The average person has 450 periods during their lifetime. So, finding the right menstrual product is a big choice, one that will impact how you experience each of your cycles.
Understanding how your chosen menstrual product affects your body, your health, and your day-to-day life is key.
As one of the most prominent menstrual products in the U.S. and beyond, we had a look at a few realities about using tampons:
1. You’ll spend thousands on tampons during your life
It’s hard to calculate exactly how many tampons you’ll go through in a lifetime, but if you’re a monthly tampon user, the short answer is a lot. In 2017, the BBC developed a calculator to help people estimate how much they’re spending on tampons. Ready for the results?
In the UK, a 25-year-old who started their period at 13 will have spent £503.60 (USD $712.56) on tampons to date, and will spend £1,472.07 (USD $2082.78) throughout their life.
2. There’s a lack of transparency about how they’re made and with what chemicals
After years, the debate surrounding the ingredients in tampons rages on. In 2017 Grace Meng, a New York representative introduced the Menstrual Products Right to Know Act, which would require menstrual hygiene products to list their ingredients.
Plus, as the New York Times reports, bills that would incite research into the risks of the various chemicals in feminine hygiene products (such as pesticide residue that may be present in non-organic cotton) have been proposed but not passed.
3. Sadly, they’re still a leading cause of Toxic Shock Syndrome
Lots of us grew up with scary stories about using tampons and the fatal illness Toxic Shock Syndrome. It continues to be an illness developed by menstruating women who use tampons. Here’s why.
4. They’re not great for the environment
If sustainability is a factor in how and what you buy, there’s a lot of research about how tampons affect the environment.
It takes hundreds of years for tampons to biodegrade, especially if they contain plastic wrappers.
In America alone, 20 billion pads and tampons end up in our landfills and oceans every year.
5. If you’re feeling dry down there, tampons might be why
Vaginal dryness sucks — it can affect your comfort, your vaginal health, and your sex life. There are multiple causes, and experts have weighed in on how tampons — which yes, absorb your menstrual blood, but also absorbs vaginal moisture and flora — can be a factor.
That absorption can also disturb your vaginal bacteria and pH, so it’s worth looking into if you find yourself having trouble maintaining a consistently comfortable vaginal environment.
6. Going organic is good, but potentially only for the environment
Sustainability-wise, organic tampons can biodegrade faster than non-organic tampons, but some doctors have weighed in and said they present the same risks of TSS and vaginal dryness of regular tampons.

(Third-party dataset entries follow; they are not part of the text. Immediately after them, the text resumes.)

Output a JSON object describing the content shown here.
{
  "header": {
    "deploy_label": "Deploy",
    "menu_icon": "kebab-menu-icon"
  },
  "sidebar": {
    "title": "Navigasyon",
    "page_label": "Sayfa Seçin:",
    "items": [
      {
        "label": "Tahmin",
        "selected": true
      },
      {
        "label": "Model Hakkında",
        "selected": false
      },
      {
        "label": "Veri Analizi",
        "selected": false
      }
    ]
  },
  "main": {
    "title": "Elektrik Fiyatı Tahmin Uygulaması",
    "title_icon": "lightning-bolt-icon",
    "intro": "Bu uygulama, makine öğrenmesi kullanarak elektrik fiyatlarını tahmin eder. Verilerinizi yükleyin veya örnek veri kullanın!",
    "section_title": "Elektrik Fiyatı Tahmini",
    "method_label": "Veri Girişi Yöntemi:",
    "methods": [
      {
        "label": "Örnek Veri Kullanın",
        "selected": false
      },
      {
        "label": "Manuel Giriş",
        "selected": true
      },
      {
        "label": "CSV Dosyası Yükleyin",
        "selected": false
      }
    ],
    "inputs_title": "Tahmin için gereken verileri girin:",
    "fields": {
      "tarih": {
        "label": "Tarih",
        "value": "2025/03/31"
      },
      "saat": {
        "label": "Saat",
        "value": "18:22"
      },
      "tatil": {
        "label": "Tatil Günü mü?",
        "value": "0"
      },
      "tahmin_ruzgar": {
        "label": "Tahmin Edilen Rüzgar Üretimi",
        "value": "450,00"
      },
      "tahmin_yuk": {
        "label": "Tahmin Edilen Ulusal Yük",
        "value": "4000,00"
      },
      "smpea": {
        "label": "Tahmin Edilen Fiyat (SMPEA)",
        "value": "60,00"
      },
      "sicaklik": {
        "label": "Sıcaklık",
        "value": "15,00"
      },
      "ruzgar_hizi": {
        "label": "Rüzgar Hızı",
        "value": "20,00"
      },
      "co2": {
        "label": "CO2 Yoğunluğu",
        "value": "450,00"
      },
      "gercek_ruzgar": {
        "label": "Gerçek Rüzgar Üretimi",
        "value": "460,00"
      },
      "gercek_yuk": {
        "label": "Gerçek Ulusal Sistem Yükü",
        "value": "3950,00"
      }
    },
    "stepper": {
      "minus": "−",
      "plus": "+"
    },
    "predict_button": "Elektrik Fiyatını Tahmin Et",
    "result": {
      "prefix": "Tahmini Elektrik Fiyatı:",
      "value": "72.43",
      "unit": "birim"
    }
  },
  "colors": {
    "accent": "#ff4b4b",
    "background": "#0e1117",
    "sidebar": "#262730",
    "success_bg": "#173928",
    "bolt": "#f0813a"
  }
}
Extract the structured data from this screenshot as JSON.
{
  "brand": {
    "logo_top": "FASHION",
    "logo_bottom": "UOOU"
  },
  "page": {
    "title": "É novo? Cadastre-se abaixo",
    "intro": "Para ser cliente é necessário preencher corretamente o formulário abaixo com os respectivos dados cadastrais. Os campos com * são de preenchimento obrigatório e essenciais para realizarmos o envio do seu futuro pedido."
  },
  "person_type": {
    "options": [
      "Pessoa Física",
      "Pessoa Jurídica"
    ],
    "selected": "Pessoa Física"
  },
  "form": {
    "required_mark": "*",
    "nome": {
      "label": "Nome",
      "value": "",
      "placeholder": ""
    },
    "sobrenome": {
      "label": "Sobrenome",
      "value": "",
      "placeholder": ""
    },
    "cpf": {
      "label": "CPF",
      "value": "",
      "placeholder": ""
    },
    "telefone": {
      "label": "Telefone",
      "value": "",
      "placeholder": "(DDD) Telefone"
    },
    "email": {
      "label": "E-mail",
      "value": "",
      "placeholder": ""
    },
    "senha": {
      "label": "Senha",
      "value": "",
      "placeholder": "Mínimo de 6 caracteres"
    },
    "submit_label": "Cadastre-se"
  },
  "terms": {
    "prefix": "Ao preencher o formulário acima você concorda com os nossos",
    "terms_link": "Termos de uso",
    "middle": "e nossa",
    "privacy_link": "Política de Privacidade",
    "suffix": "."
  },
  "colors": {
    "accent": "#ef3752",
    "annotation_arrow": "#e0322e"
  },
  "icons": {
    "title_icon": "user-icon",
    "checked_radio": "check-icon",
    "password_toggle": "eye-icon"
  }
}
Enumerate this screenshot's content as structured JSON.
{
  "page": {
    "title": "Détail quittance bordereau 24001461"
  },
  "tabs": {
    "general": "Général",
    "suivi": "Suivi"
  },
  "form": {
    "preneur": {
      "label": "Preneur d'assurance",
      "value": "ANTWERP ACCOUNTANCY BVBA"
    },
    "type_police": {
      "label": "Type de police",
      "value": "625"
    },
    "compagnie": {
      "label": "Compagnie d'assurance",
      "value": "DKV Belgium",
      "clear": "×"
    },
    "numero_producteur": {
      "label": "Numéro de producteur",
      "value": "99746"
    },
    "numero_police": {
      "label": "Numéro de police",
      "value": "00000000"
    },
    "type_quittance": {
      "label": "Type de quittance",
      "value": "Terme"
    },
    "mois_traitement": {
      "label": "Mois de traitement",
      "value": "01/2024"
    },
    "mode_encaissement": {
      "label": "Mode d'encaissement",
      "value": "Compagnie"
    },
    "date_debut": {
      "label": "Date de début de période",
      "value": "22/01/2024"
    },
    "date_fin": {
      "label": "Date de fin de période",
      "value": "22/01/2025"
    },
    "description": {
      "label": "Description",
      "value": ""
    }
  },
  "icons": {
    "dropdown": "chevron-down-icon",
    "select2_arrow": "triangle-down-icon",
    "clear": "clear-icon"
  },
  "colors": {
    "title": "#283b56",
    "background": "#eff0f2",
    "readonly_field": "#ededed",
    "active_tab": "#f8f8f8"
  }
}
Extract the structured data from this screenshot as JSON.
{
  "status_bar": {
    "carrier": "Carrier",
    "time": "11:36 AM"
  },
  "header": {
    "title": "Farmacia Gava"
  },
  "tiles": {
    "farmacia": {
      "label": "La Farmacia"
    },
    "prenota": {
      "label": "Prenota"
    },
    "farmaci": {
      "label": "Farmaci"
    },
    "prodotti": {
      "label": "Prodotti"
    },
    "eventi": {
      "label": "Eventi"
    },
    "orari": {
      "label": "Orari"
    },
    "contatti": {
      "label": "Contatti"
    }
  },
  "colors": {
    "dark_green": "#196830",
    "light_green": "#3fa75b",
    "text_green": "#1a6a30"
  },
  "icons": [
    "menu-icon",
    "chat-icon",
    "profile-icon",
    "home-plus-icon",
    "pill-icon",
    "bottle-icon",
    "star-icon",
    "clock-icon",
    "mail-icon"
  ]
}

There is some debate here, but there is currently no medical consensus on the health benefits of organic tampons, which tend to be priced 10-20% higher than regular tampons.
There are also lots of alternatives to tampons, if you’re interested in giving another menstrual product a try. Read next: What is a menstrual cup?